*ABOUT THIS TASK*. Throughout the records below, find each line holding "JSON" and copy it.
** GIVEN RECORDS follows **
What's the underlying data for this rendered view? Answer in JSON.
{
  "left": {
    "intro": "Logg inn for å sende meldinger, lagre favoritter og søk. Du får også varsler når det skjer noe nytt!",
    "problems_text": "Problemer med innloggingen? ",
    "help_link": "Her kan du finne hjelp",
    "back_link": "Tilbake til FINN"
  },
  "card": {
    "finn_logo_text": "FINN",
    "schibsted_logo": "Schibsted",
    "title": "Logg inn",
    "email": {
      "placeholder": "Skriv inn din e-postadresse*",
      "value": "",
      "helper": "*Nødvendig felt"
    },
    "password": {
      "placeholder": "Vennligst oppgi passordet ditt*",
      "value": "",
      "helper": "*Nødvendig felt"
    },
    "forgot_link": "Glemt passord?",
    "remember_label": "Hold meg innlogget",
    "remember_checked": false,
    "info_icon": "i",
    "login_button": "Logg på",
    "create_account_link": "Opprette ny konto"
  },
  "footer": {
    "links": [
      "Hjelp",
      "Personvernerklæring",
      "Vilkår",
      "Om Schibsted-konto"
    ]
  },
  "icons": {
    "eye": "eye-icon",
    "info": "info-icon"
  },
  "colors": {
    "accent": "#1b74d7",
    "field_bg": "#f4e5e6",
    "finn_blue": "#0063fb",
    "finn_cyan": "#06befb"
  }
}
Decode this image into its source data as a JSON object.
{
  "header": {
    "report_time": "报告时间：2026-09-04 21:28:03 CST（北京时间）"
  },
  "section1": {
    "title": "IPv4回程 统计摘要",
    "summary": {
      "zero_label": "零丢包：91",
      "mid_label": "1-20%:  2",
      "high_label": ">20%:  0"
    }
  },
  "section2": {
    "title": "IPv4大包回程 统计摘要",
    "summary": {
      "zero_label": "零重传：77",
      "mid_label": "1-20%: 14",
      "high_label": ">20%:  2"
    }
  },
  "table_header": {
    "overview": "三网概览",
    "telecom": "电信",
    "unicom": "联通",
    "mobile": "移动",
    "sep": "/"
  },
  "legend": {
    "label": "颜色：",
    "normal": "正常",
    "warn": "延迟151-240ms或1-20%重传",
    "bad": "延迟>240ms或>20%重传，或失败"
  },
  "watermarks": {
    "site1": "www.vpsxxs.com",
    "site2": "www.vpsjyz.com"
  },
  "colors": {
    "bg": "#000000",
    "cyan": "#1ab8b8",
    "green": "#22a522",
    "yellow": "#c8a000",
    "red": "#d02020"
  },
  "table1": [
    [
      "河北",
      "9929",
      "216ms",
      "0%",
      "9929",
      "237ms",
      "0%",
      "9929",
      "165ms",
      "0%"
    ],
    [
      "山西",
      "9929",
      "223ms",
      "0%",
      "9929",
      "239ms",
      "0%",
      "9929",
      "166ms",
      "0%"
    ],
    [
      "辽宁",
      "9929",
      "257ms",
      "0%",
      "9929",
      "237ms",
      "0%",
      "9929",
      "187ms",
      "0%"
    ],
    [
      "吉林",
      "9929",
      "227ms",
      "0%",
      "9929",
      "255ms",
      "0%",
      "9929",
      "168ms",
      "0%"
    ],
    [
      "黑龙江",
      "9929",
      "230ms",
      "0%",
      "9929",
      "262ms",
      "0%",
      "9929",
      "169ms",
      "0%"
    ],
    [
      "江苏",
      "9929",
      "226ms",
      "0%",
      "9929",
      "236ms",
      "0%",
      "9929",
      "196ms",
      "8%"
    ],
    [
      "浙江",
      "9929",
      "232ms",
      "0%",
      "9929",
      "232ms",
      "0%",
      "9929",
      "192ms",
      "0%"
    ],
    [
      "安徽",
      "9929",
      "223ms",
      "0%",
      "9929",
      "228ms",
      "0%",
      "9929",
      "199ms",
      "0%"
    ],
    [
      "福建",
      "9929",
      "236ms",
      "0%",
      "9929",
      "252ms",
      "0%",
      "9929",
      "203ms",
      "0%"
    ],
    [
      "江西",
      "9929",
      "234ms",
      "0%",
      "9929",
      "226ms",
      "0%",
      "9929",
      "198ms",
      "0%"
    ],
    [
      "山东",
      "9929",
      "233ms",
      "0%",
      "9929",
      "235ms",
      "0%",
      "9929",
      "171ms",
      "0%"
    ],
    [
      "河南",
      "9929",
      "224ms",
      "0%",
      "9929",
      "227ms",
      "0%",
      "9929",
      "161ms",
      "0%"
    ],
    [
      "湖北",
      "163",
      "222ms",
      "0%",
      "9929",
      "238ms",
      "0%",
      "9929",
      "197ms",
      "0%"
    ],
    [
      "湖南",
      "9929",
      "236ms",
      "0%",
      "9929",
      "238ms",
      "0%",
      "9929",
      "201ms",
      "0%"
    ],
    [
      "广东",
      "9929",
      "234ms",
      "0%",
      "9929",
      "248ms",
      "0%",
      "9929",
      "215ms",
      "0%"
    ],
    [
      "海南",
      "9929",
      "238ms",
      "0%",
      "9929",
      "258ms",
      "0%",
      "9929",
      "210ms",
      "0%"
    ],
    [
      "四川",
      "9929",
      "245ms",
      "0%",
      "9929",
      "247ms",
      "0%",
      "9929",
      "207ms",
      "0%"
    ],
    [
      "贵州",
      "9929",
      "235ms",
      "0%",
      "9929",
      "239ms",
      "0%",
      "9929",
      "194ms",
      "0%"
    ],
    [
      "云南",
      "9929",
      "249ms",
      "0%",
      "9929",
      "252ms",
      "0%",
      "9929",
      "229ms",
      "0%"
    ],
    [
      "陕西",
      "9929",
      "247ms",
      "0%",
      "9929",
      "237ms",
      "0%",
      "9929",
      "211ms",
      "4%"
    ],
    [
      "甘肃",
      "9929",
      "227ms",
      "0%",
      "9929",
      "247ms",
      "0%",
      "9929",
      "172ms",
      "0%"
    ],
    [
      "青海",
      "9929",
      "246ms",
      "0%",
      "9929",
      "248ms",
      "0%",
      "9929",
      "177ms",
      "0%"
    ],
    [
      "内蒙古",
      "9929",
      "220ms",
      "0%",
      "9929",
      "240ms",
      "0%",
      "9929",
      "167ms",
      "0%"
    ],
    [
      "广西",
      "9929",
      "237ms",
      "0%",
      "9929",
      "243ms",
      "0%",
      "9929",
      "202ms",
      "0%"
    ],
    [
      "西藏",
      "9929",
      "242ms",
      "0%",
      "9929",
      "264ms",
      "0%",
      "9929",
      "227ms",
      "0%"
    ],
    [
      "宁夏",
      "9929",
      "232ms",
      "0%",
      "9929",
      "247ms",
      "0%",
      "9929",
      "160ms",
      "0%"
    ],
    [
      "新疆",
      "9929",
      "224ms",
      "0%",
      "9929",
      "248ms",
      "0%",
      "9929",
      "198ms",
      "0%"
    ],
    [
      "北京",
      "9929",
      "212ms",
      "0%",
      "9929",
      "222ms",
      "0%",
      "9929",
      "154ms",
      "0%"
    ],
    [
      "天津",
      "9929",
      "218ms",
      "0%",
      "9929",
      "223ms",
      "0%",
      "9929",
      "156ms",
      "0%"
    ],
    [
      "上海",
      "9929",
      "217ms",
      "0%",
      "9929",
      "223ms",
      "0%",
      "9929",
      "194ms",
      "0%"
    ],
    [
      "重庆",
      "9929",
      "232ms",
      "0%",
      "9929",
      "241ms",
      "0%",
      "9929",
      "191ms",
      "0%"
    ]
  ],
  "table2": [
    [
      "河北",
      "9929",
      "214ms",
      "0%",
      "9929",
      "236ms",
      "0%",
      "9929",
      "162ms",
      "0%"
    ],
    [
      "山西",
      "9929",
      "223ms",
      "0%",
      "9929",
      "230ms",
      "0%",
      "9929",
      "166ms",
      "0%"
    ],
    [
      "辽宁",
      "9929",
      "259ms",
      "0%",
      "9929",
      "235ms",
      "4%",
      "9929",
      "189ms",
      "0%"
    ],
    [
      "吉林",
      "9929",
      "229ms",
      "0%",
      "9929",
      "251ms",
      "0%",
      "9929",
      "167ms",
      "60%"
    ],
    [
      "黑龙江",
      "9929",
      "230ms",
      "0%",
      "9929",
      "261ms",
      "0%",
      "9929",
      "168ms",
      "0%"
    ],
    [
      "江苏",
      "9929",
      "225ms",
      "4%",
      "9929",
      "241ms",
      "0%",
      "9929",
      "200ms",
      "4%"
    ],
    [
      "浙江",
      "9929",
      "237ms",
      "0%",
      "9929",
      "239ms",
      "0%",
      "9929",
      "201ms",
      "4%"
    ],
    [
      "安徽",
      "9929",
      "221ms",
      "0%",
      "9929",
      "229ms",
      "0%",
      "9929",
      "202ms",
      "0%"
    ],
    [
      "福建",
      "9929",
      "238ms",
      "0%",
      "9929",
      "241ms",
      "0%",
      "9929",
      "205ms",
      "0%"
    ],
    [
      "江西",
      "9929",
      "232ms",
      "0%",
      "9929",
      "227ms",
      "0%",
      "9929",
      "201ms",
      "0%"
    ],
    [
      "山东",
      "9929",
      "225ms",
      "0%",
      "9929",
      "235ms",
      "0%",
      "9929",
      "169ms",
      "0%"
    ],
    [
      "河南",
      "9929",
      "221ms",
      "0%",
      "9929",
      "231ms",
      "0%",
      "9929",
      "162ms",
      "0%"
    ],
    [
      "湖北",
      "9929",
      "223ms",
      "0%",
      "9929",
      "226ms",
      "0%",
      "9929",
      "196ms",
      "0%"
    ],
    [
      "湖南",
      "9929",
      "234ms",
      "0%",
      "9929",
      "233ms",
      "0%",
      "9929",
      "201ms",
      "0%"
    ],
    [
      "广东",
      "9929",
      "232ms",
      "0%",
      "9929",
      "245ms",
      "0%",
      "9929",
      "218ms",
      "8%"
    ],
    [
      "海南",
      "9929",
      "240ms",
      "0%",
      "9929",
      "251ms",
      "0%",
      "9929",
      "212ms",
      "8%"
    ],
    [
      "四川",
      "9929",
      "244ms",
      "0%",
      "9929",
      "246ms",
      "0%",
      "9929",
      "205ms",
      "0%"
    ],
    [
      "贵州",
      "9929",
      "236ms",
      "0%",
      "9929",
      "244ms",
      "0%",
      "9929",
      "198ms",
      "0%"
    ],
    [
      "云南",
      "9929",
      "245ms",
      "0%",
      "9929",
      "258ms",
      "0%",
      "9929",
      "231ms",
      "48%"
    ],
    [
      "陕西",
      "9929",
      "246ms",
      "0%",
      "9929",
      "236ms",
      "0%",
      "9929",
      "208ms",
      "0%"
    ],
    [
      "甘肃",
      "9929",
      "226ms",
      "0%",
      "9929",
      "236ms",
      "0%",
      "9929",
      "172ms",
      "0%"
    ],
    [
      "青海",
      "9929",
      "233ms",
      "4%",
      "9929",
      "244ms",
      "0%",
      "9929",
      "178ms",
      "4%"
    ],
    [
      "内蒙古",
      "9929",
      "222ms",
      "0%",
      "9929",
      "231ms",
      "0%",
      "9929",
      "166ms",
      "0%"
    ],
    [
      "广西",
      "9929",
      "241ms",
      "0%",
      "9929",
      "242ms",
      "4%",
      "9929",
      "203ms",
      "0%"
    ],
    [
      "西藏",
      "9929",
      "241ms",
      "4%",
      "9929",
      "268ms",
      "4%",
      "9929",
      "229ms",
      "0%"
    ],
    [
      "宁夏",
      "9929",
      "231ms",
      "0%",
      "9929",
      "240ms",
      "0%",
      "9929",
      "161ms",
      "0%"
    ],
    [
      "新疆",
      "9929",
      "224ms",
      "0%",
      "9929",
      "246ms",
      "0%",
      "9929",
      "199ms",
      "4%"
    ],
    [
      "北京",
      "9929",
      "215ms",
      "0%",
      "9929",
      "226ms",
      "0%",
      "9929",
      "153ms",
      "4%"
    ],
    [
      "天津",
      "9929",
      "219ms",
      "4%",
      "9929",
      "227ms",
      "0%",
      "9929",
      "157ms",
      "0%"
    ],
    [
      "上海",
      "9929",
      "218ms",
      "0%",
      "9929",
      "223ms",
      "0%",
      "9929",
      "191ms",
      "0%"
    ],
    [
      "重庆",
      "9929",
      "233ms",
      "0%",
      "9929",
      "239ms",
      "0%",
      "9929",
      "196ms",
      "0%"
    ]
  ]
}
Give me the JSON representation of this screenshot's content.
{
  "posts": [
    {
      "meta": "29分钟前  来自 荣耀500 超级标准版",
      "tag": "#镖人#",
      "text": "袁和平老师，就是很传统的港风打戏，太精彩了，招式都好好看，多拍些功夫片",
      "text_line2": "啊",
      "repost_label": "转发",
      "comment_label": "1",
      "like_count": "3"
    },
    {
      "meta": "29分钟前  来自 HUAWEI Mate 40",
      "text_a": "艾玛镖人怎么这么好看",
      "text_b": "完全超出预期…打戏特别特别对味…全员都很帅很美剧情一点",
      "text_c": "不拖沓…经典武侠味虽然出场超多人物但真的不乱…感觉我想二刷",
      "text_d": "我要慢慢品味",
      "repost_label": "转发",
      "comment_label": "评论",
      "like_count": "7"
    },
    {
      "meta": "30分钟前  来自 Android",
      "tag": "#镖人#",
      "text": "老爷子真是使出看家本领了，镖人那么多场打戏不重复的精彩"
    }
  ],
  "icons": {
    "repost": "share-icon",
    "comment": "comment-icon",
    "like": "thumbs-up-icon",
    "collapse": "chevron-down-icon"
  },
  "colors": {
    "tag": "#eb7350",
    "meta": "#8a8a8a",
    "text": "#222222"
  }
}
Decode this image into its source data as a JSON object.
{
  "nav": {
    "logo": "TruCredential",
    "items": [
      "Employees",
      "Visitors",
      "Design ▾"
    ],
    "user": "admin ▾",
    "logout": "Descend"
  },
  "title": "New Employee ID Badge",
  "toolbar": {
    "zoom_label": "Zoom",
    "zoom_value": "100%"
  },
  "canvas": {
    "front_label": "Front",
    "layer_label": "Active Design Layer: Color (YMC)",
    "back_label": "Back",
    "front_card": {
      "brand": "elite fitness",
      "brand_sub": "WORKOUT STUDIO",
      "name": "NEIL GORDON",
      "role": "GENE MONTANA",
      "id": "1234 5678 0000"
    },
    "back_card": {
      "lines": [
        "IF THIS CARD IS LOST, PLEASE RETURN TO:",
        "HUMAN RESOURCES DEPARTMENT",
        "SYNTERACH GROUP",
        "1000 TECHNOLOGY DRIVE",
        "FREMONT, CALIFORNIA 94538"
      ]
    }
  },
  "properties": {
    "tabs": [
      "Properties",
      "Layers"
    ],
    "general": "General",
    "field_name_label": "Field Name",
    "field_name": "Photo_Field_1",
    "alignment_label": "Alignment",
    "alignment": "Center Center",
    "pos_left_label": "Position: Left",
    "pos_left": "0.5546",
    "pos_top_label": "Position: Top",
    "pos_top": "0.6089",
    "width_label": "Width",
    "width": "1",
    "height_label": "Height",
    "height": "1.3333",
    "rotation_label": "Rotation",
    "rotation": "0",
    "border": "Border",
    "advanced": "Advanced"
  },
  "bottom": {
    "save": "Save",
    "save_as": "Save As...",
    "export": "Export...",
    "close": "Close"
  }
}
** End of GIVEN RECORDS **
*EXERCISE SOLUTION*.
What's the underlying data for this rendered view? Answer in JSON.
Decode this image into its source data as a JSON object.
Give me the JSON representation of this screenshot's content.
Decode this image into its source data as a JSON object.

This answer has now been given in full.